The borough has provided a good range of administrative functions, buildings and public services from 1204. In that year the court was established, by 1270 there was a guildhall and in 1281 comes the first mention of a prison, other than that at the castle. An almshouse existed by 1575 and a pest house (for infections diseases) in 1608. As the town lay on a main 17th century postal route there was a post office by 1610. St. Mary’s parish had its own workhouse by 1698 and the town was first lit by oil lamps in the 1690s; a form of illumination that continued into the 19th century. There was a police force from the early 18th century, which also manned the firefighting equipment although this was managed separately from 1747.

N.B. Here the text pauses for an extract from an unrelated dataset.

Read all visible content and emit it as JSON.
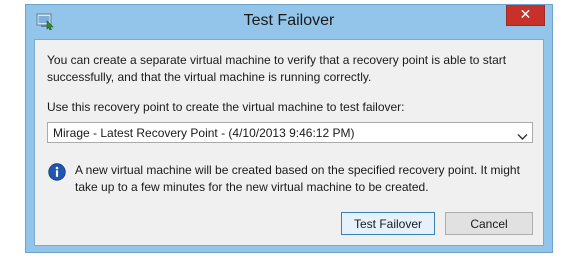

A private gas company was set up in 1822 and was lighting the High Street by gas by 1831. In 1846 this was extended to the rest of the town and in 1907 was introduced into the outer area, included in the borough in 1901. Electricity was supplied to Marlborough College in 1924, was extended to the Town Hall in 1924, and to the rest of the town in 1926. The borough had its own electricity station in Pewsey Road by 1937. A public cemetery was provided at a fairly late date, in 1924.
The different administrations of parts of Marlborough were resolved in the 20th century. In 1925, lands of Preshute Within to the south, north and a small area to the west of the town were included in the new civil parish of Marlborough with the former parishes of St. Mary and St. Peter. This included the area around Preshute church, the St. Margaret’s district and the western part of Marlborough Common. A further 824 acres of Preshute parish was transferred to the town in 1934. In 1974 Marlborough ceased to be a borough and became a parish council under Kennet District Council.
Today the town of Marlborough is once again filled with the passing traffic that became common from the 1930s. There was a small respite after the M4 motorway was opened in 1971, thus relieving the A4 London road but Marlborough is once again a busy bustling place.
Concise History: Wiltshire: A History of its Landscape and PeopleThis community has been included in John Chandler's on-going series and the full text is available here.